The UrsaJ File Storage system would not have any sort of function without the robust operation of the integrated HFS Server.
This server is responsible for working with files on a given company's database. Every file which the HFS Server is responsible for working on is uniformly accessed through three HTTP File Storage components - (1) The ID, or in database terms, the primary key of the file; this is a unique identifier which distinguishes a file from every other file within the database. Then there's (2) The Information regarding the file; this consists of vital information describing the file - the actual space it takes up on the disk, the file name, the type of content within the file based on extensions, the date which it was uploaded into the server, and/or any dates which indicate when any changes were made to the file. These are only some of the pieces of information administrators have access to, for the security and integrity of the files being handled by the system. Finally, there 's (3) the data, or simply the actual file itself.
You'll notice that the file's attributes are placed in a field separate from the file itself; this is necessary, especially for people working on one file from two different locations within the office, just so that users could monitor any changes and when they were made. Furthermore, the system's naming conventions have made it possible for users to access certain files right away, provided they know the ID associated to the specific file.
Files are uploaded into the system through an upload form, generated by the system's related application. These forms are sent to the HFS Server URL by default. Depending on the number of files uploaded through one form, the HFS Server is able to determine the priority of which files to work on first. Any restrictions introduced by default or through an administrator are implemented during the upload process, and appropriate errors are reported just in case a certain file fails to meet requirements.
Files are consequently downloaded through and from the UrsaJ system through an application which generates a unique URL for the requested file, based on its ID component. Users are able to download the file by opening the URL. When the URL is accessed, this is when the HFS Server responds by returning the file and its data based on its ID.

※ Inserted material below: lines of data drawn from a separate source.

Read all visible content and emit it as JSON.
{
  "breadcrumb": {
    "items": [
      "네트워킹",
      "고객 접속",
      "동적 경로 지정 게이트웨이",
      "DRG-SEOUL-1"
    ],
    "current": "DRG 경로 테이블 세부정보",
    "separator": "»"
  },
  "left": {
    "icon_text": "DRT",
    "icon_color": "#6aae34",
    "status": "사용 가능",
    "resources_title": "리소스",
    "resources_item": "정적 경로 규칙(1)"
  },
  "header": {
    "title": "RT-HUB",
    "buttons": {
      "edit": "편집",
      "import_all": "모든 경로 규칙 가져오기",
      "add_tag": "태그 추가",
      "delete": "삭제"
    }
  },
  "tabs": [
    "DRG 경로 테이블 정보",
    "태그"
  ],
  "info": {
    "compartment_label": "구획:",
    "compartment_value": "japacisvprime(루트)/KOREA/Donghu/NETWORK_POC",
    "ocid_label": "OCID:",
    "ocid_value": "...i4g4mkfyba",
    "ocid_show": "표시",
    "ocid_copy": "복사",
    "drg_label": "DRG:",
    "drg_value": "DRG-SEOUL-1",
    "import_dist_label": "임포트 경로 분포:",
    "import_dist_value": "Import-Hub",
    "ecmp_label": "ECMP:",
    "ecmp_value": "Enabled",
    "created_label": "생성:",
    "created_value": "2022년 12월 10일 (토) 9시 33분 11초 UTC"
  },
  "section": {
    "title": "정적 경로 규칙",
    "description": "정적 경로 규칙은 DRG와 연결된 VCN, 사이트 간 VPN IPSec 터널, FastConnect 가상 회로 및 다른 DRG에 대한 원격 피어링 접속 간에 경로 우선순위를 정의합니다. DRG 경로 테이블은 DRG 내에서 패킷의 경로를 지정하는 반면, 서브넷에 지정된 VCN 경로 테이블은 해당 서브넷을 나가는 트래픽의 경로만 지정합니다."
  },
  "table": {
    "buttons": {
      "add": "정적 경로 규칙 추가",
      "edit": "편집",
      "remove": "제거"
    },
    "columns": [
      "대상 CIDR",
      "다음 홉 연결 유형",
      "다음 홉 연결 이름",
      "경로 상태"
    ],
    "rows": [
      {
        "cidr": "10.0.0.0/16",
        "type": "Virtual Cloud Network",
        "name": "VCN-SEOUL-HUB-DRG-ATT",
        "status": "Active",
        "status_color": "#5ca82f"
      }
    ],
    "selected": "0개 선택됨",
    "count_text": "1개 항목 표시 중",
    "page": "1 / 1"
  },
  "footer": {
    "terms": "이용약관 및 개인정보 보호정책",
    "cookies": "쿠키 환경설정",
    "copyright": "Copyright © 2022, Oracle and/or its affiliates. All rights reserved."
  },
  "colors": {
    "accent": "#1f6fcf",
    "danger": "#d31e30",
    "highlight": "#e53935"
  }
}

You can say that this file storage system is simple, but it is really straightforward and efficient in handling the keeping and updating of files in a given company.